The Port of Hood River, a public agency, has owned and operated the Hood River/White Salmon Interstate Bridge since 1950. The 4,418’ steel truss bridge was originally constructed in 1924. It provides a critical, bi-state transportation link in the heart of the Columbia River Gorge National Scenic Area. The Bridge is over 30 years past its design life. Its sufficiency rating, a numeric representation of reliability and functionality, is 48.8, a strong indicator of functional obsolescence. It creates a hazardous traffic bottleneck during closures of I-84 in Oregon or SR-14 Washington, a frequent occurrence. It has 9’4” travel lanes, vastly undersized for today’s vehicles, and no pedestrian or bicycle facilities. The 80,000 lbs. weight limit restricts vehicle freight movement; and the narrow, poorly aligned navigation channel presents the greatest navigational hazard on the entire Columbia/Snake River federal inland waterway system. For these reasons, and more, the Port of Hood River Commission set course in 2015 to pursue bridge replacement.
Significant efforts to replace the bridge have been underway since the 1990’s. The Port is leading the effort to complete the next steps: a Final Environmental Impact Statement, financial analysis, and preliminary engineering and has secured state of Oregon financial support for this work. Building a large piece of bridge infrastructure in a small market with decreasing levels of federal funding is a significant challenge. And, under any likely scenario, the bridge will need to be a toll facility. Tolls are the only possible source of the significant local match required for federal grant funding, and a public/private partnership (“P3”) would rely almost entirely upon tolls to repay borrowed capital. The Port utilizes toll revenue to finance ongoing repairs that keep the current bridge safe and operational, and tolls will continue to play a critical role in financing the ultimate replacement bridge.
Critical Link in Regional Transportation System at Risk
- The bridge is structurally deficient for modern freight, recreational, and emergency response vehicles.The bridge is structurally deficient for modern freight, recreational, and emergency response vehicles.
- Expenses associated with keeping the bridge safe and operational are increasing, and cost of anticpated repairs and capital improvement exceed toll revenue projections.
- The bridge creates an unsafe choke point for large volumes of detoured traffic during emergencies and freeway closures, occurring on average 3-5 times each year.

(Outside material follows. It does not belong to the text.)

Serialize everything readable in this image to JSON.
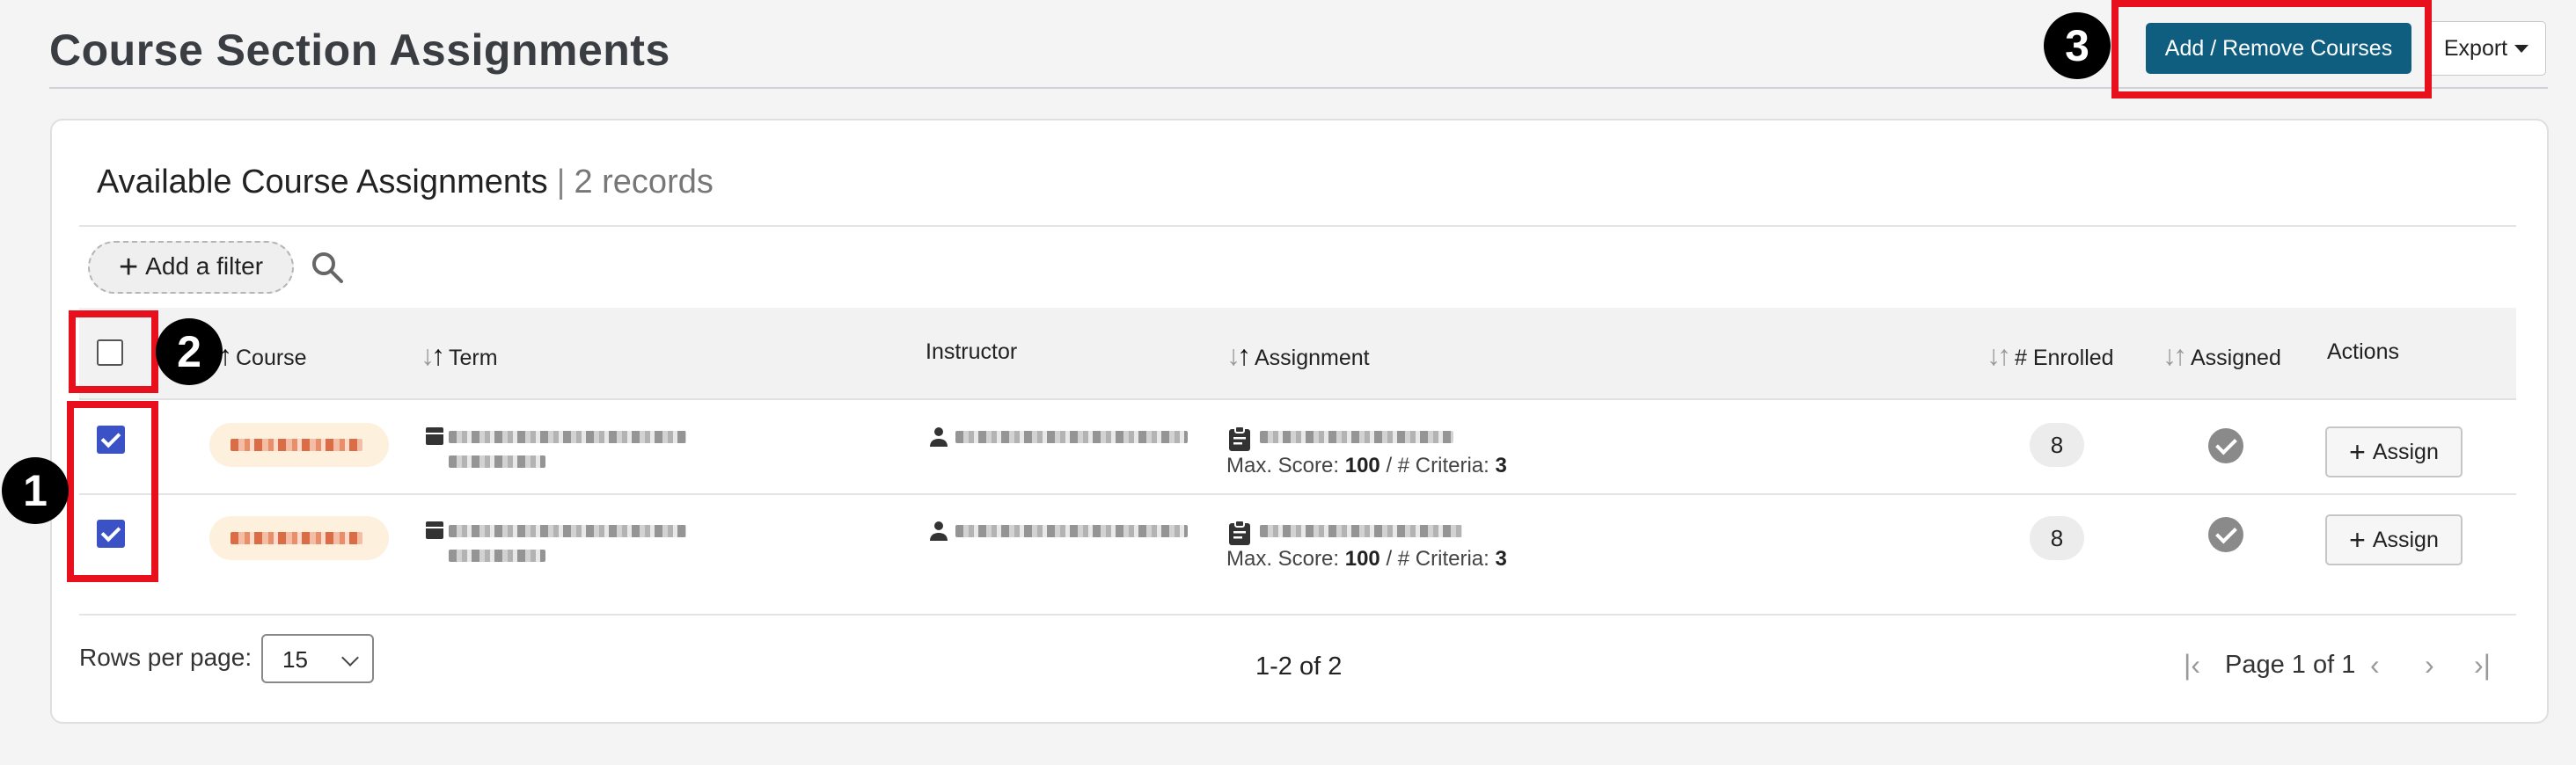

- Traffic delays resulting from repair and maintenance work will continue to increase as needed repair projects increase in frequency.
- The bridge cannot accommodate growing traffic volumes (increasing 3.5% each year), and deterioration exacerbated by heavy trucks is accelerating. The bridge has no bicycle or pedestrian crossing lanes and cannot support the addition of such facilities.
- The bridge is seismically deficient and vulnerable to catastrophic failure in an earthquake.
- The bridge is the most hazardous navigational obstacle on the Columbia/Snake federal inland waterway with a poorly aligned navigation channel that is less than half the recommended width.
- Learn more about anticipated repair and capital upgrades here.
Progress made on the long path to a new bridge
The passage of Oregon HB 2750 and HB 2017 during the 2017 Oregon legislative session represent the most significant steps foward for bridge replacement in over a decade. Significant challenges remain, as public infrastructure funding at the local, state, and federal levels are very limited and project is located in a bi-state, rural area with a small population. Whether for repairs to the existing bridge or planning and construction of a new one, tolls will continue to be the primary funding source for the bridge. The chart below illustrates the likely pathways to a new bridge, including scenarios for a Design-Build, publicly-funded option or a public-private partnership, often referred to as a “P3” option. Click the image to download the PDF version of the chart.
Bridge Repair and Replacement Fund
On June 15, 1995, the Port established a Bridge Repair and Replacement Fund. All revenue from toll increases implemented in 1994, 2011, and a proposed increase in 2018, are dedicated to bridge repair or replacement. Since the fund was first established, revenues derived from the toll increases have been limited to (a) payment of Bridge expenditures, including capital projects, maintenance, operations (including direct and overhead expenses), equipment, reserves, financing costs (including debt service), and expenses to promote mass transit use of the Bridge, and (b) expenses associated with borrowings and any bond covenants. All revenue raised from this increase will have the same restrictions. As the Port plots a complex path toward replacement while also ensuring the existing bridge remains safe and operational, toll revenue will continue to be the sole source of funding.